- Available data -
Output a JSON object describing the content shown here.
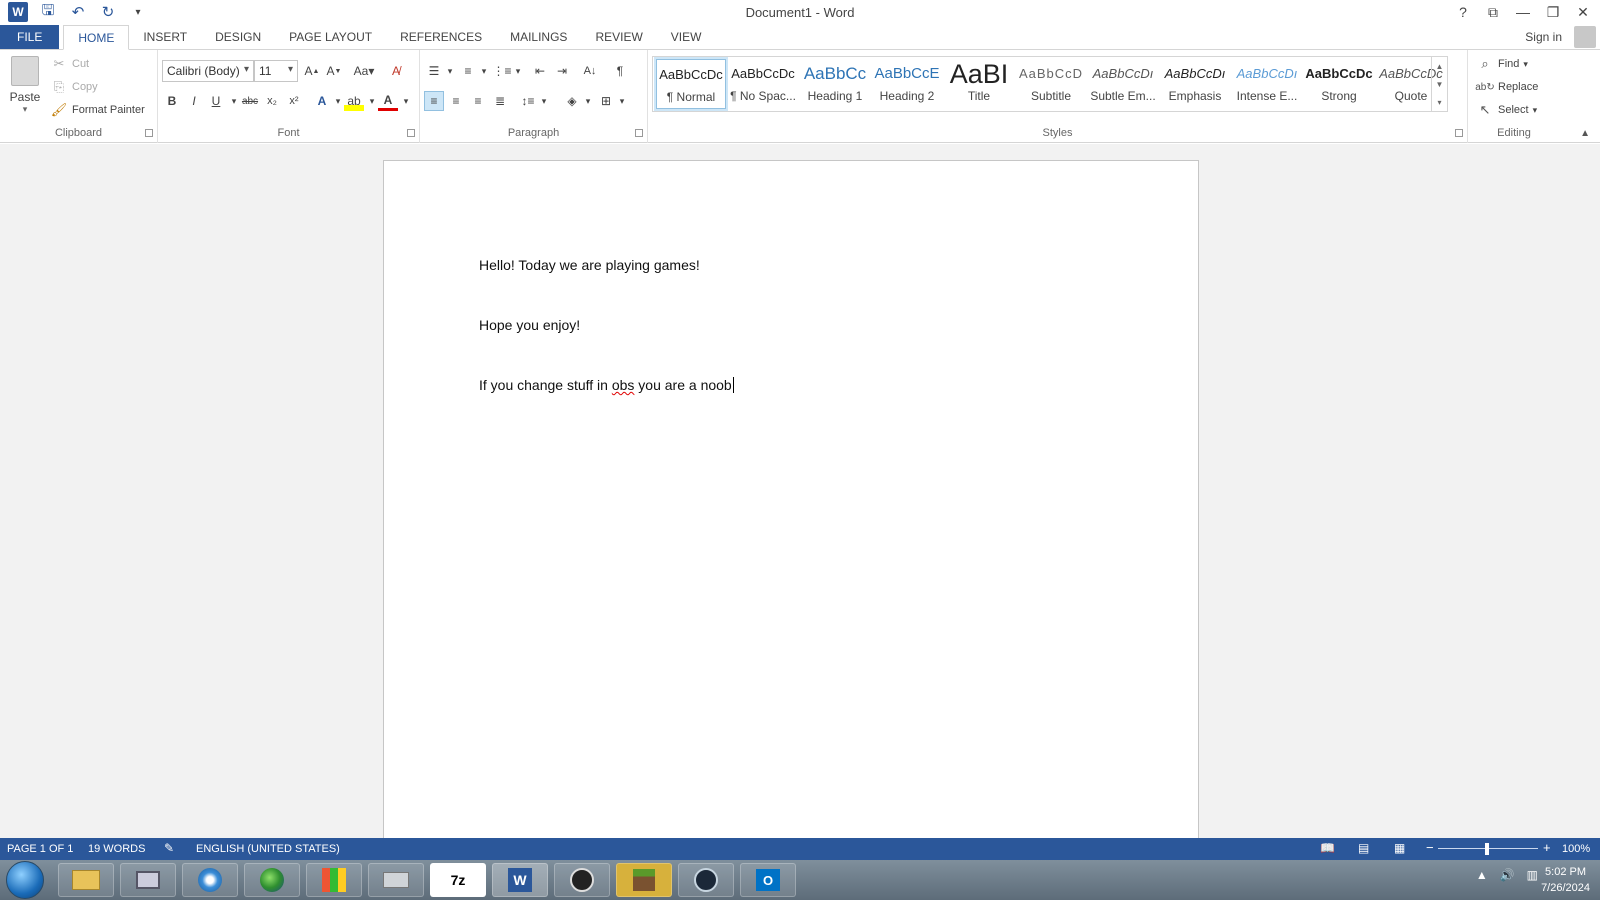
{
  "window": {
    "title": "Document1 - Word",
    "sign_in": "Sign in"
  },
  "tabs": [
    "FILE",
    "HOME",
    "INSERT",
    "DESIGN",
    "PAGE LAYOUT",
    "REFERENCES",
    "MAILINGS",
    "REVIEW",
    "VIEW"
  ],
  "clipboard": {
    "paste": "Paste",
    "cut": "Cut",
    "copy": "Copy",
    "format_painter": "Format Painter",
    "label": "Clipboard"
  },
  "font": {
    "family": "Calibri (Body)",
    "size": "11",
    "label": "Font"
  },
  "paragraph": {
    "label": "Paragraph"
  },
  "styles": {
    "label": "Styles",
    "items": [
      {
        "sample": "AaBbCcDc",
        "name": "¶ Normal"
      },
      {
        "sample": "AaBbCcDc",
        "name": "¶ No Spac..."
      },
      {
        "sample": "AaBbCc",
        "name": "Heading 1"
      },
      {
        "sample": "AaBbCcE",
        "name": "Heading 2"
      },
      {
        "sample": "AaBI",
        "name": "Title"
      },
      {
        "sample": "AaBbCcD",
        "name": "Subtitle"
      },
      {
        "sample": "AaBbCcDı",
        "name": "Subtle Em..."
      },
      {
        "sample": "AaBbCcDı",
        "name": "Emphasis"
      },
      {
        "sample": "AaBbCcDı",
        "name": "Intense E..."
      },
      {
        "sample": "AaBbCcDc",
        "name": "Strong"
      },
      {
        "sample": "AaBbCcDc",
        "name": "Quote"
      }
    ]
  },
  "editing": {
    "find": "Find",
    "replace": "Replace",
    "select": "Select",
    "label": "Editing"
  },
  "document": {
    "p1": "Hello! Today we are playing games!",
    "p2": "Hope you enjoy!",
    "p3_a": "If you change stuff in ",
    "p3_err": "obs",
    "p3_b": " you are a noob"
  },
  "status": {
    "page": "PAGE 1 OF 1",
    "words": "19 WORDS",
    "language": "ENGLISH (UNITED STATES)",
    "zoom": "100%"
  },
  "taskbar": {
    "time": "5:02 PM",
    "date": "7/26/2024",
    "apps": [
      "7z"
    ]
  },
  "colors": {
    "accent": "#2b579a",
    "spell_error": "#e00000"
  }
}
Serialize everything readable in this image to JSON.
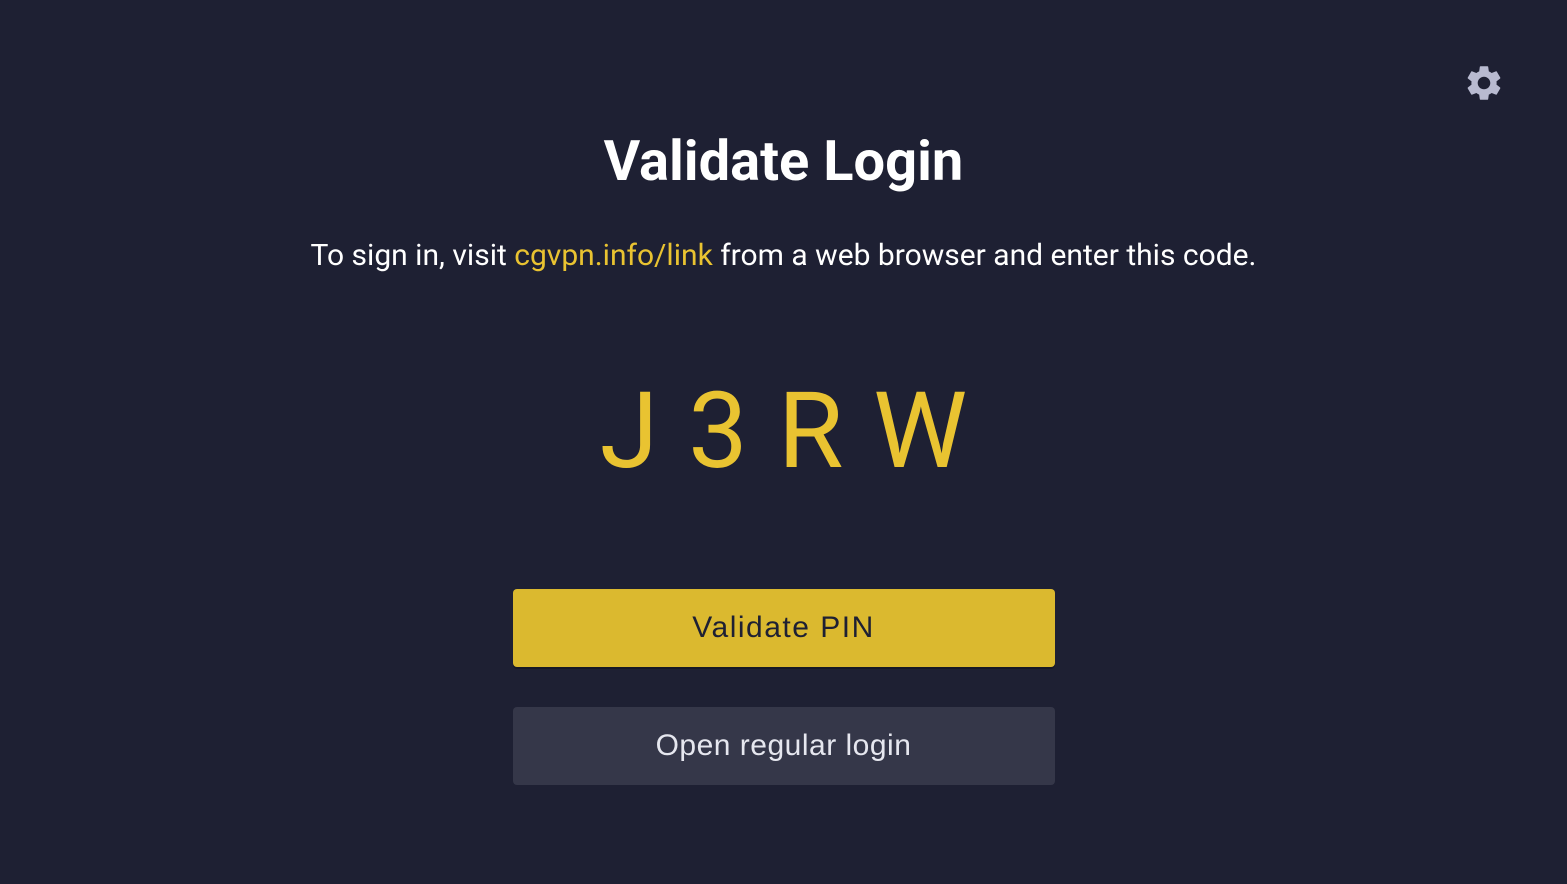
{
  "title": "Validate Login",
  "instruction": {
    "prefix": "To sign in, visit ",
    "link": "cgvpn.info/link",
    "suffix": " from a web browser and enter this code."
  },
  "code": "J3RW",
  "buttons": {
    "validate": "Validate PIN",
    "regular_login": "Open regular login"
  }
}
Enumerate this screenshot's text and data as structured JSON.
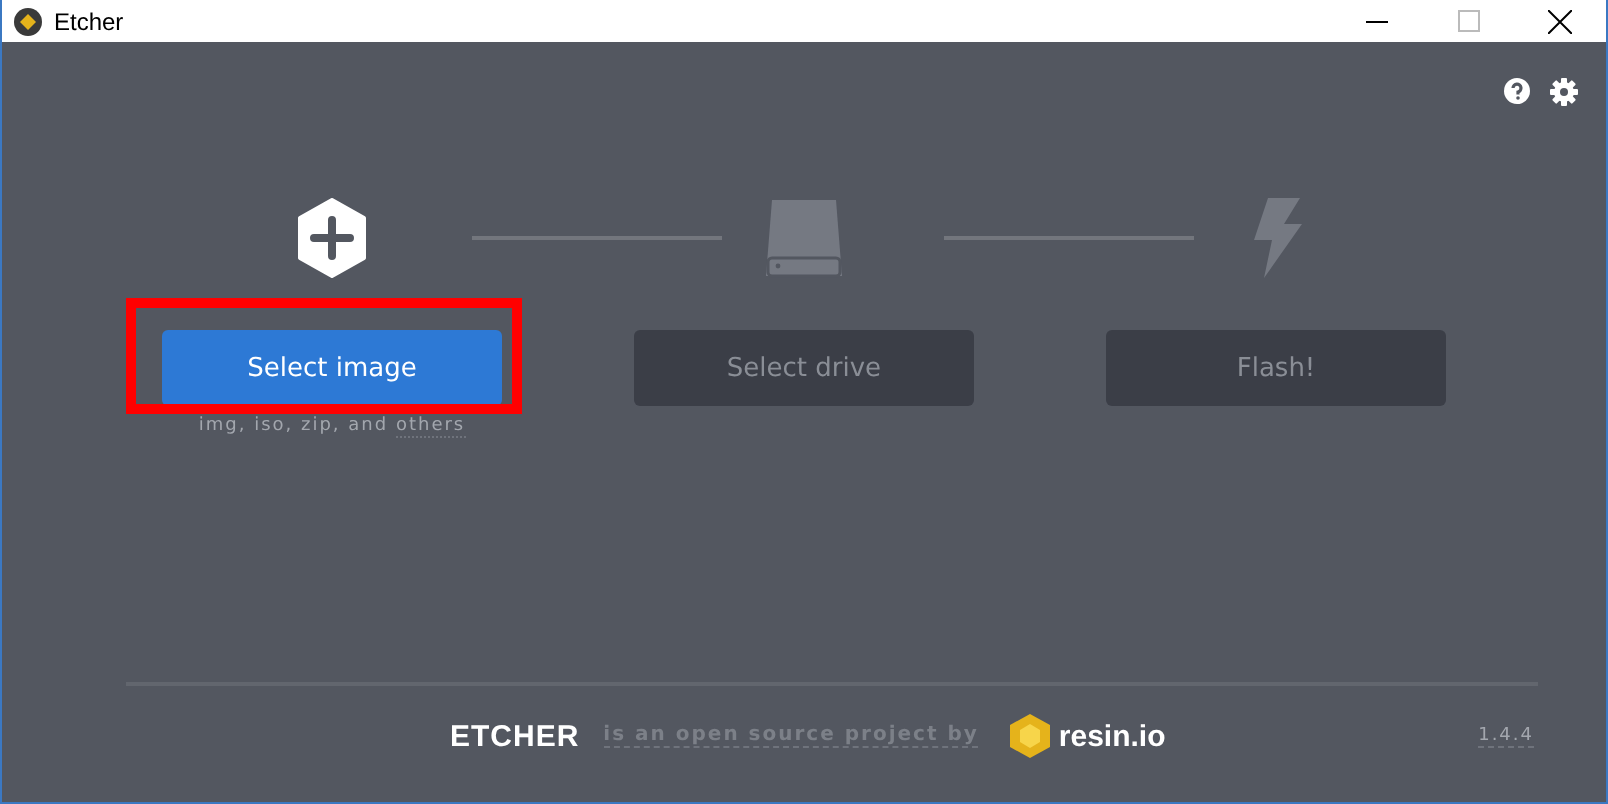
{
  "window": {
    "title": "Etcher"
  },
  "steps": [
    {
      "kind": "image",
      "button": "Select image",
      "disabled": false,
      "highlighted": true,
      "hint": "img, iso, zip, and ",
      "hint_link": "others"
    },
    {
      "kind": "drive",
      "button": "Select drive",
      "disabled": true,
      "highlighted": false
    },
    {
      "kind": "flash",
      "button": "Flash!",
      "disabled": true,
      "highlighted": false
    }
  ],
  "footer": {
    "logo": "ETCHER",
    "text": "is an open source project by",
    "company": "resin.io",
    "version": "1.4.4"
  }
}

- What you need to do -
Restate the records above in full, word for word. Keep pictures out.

- Task output -
Output a JSON object describing the content shown here.
{
  "window": {
    "title": "Document1 - Word",
    "sign_in": "Sign in"
  },
  "tabs": [
    "FILE",
    "HOME",
    "INSERT",
    "DESIGN",
    "PAGE LAYOUT",
    "REFERENCES",
    "MAILINGS",
    "REVIEW",
    "VIEW"
  ],
  "clipboard": {
    "paste": "Paste",
    "cut": "Cut",
    "copy": "Copy",
    "format_painter": "Format Painter",
    "label": "Clipboard"
  },
  "font": {
    "family": "Calibri (Body)",
    "size": "11",
    "label": "Font"
  },
  "paragraph": {
    "label": "Paragraph"
  },
  "styles": {
    "label": "Styles",
    "items": [
      {
        "sample": "AaBbCcDc",
        "name": "¶ Normal"
      },
      {
        "sample": "AaBbCcDc",
        "name": "¶ No Spac..."
      },
      {
        "sample": "AaBbCc",
        "name": "Heading 1"
      },
      {
        "sample": "AaBbCcE",
        "name": "Heading 2"
      },
      {
        "sample": "AaBI",
        "name": "Title"
      },
      {
        "sample": "AaBbCcD",
        "name": "Subtitle"
      },
      {
        "sample": "AaBbCcDı",
        "name": "Subtle Em..."
      },
      {
        "sample": "AaBbCcDı",
        "name": "Emphasis"
      },
      {
        "sample": "AaBbCcDı",
        "name": "Intense E..."
      },
      {
        "sample": "AaBbCcDc",
        "name": "Strong"
      },
      {
        "sample": "AaBbCcDc",
        "name": "Quote"
      }
    ]
  },
  "editing": {
    "find": "Find",
    "replace": "Replace",
    "select": "Select",
    "label": "Editing"
  },
  "document": {
    "p1": "Hello! Today we are playing games!",
    "p2": "Hope you enjoy!",
    "p3_a": "If you change stuff in ",
    "p3_err": "obs",
    "p3_b": " you are a noob"
  },
  "status": {
    "page": "PAGE 1 OF 1",
    "words": "19 WORDS",
    "language": "ENGLISH (UNITED STATES)",
    "zoom": "100%"
  },
  "taskbar": {
    "time": "5:02 PM",
    "date": "7/26/2024",
    "apps": [
      "7z"
    ]
  },
  "colors": {
    "accent": "#2b579a",
    "spell_error": "#e00000"
  }
}
Serialize everything readable in this image to JSON.
{
  "title": "Validate Login",
  "instruction": {
    "prefix": "To sign in, visit ",
    "link": "cgvpn.info/link",
    "suffix": " from a web browser and enter this code."
  },
  "code": "J3RW",
  "buttons": {
    "validate": "Validate PIN",
    "regular_login": "Open regular login"
  }
}
Enumerate this screenshot's text and data as structured JSON.
{
  "window": {
    "title": "Etcher"
  },
  "steps": [
    {
      "kind": "image",
      "button": "Select image",
      "disabled": false,
      "highlighted": true,
      "hint": "img, iso, zip, and ",
      "hint_link": "others"
    },
    {
      "kind": "drive",
      "button": "Select drive",
      "disabled": true,
      "highlighted": false
    },
    {
      "kind": "flash",
      "button": "Flash!",
      "disabled": true,
      "highlighted": false
    }
  ],
  "footer": {
    "logo": "ETCHER",
    "text": "is an open source project by",
    "company": "resin.io",
    "version": "1.4.4"
  }
}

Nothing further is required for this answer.